Who doesn’t love a celebration? There is something extra special about your own special day. If you have been following some of the previous blog entries, the concept of gathering information about your customers is an important task that all retailers should actively perform as part of daily operations.
Analysis of the collected data can provide a wealth of information about who your customers are, how they spend their money, and when do they spend their hard earned coin. Sadly, and I have seen this as a common and increasing trend, the collected data is used almost exclusively to build an email list only. Maybe there is some email address validation done, but this the exception rather than the rule. This badly maintained email list is almost always badly managed.
The sort of data that you collect should include:
An email address
Date of birth (if the year is included that is great, but expect some blanks here)
Family unit (2A2C, 1A2T, etc)
Once you have this sort of base information, additional activities can be launched; stuff that will provide an additional layer of information. This includes offers for enrolment into a reward or loyalty program; now you have access to spending patterns.
The object here is to alter your customers shopping experience from something that may resemble a necessary task, to something that is more like a tailored shopping experience based on what your customer would normally do.
The more information you are able to gather about your customers, the more personal you can make the shopping experience…. And what better personal experience is there than to receive a Happy Birthday message.
Now here is the warning: If you collect data, then as the data custodian you have a legal responsibility to protect it and use it only for the intention that it was originally collected. Breaches in this responsibility will result in significant damage to your reputation and a future reluctance by anyone to hand you any information at all. Protect what you collect.

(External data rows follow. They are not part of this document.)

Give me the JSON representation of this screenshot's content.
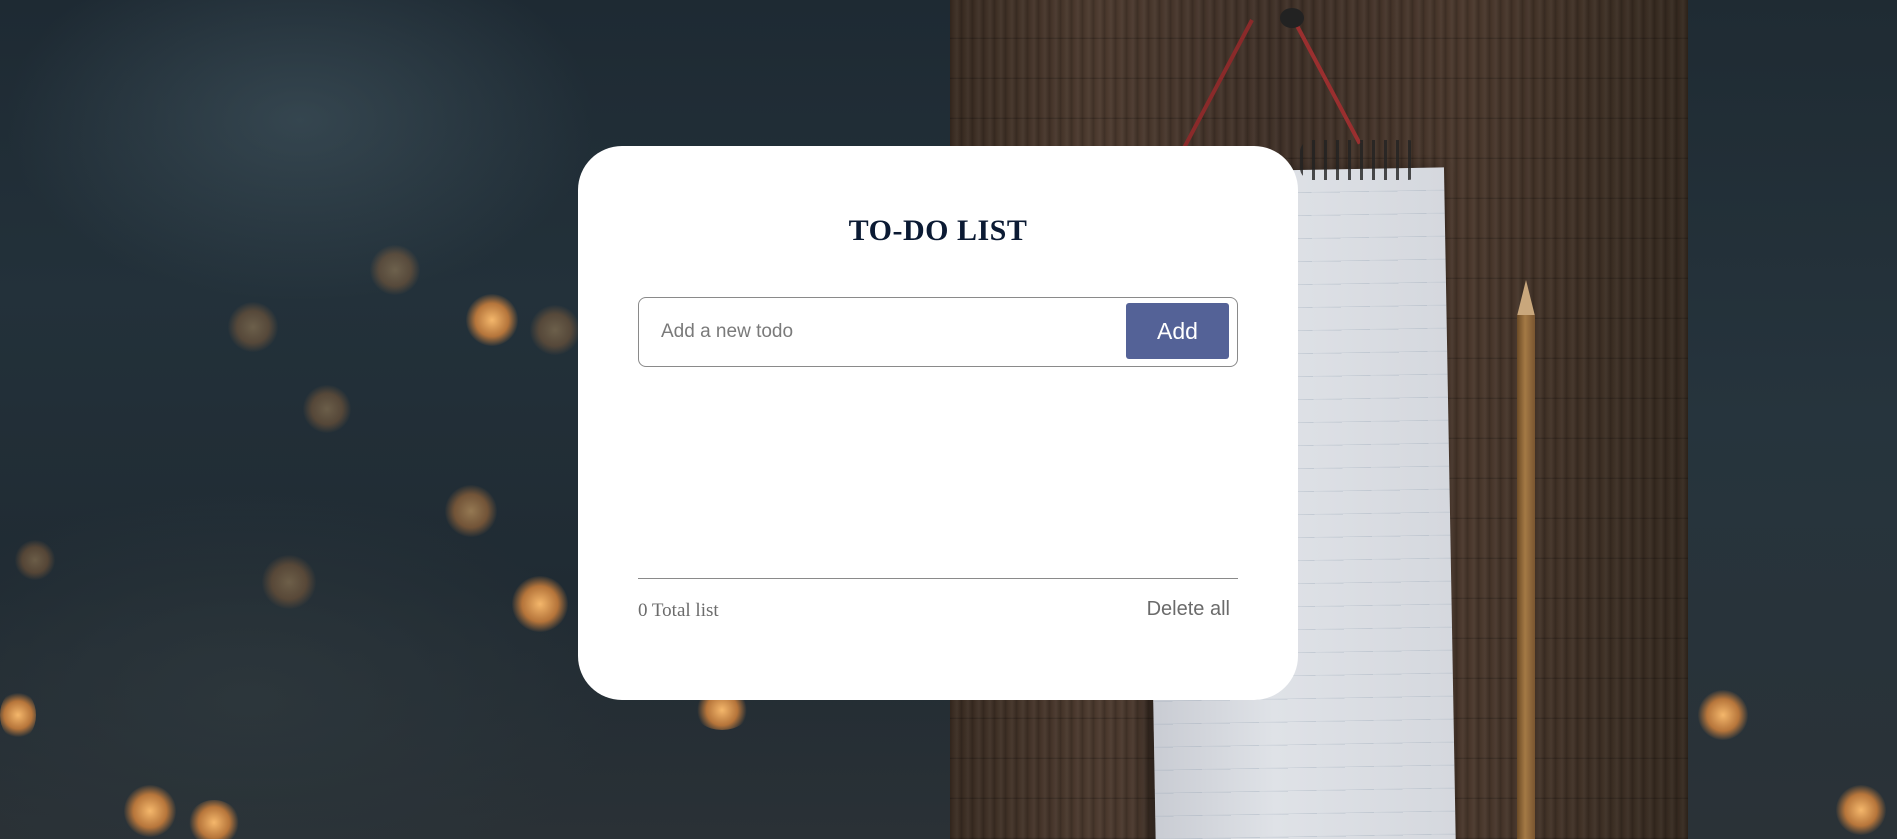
{
  "app": {
    "title": "TO-DO LIST"
  },
  "input": {
    "placeholder": "Add a new todo",
    "value": ""
  },
  "actions": {
    "add_label": "Add",
    "delete_all_label": "Delete all"
  },
  "todos": [],
  "footer": {
    "total_text": "0 Total list"
  },
  "colors": {
    "accent": "#546297",
    "title": "#0b1a33",
    "muted_text": "#6b6b6b",
    "card_background": "#ffffff"
  }
}
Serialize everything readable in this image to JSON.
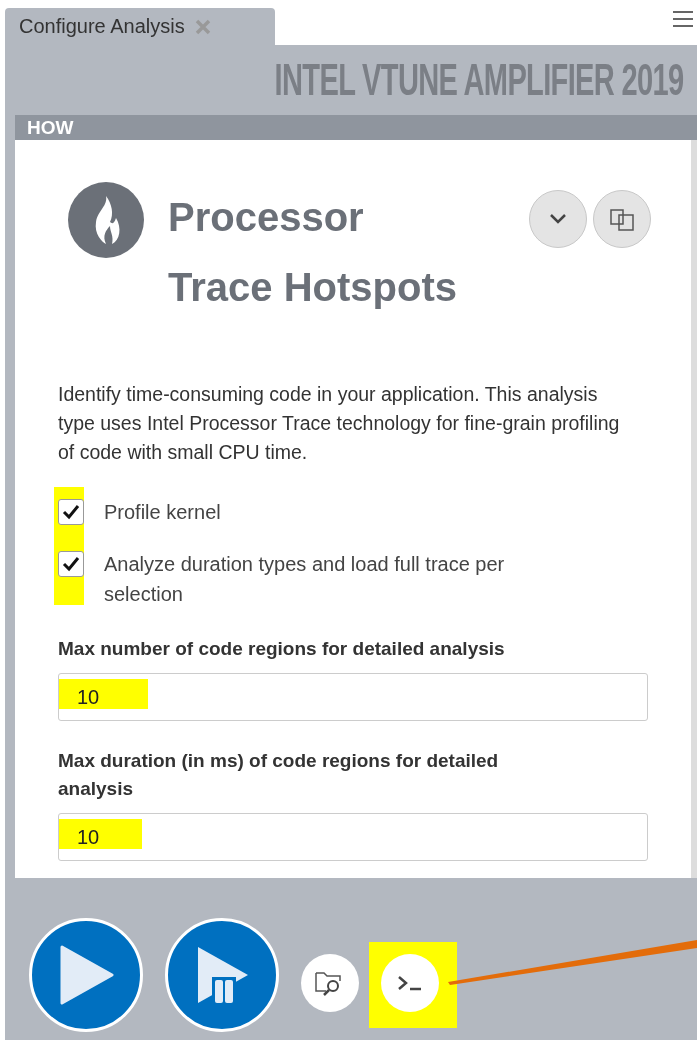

A note about loyalty programs: This article might be seen as a champion of loyalty programs; it is not. Loyalty programs deliver orly marginal returns, so much so that many of the large retailers are scaling them back. The problem with scaling back a loyalty program is that existing members feel that you are now taking something away from them. If you are considering introducing a loyalty program, then don’t.
“The only growth that loyalty cards have created is increasing the size of the marketing department.”
Dr Rohan Miller, Senior Marketing Lecturer, University of Sydney, Business School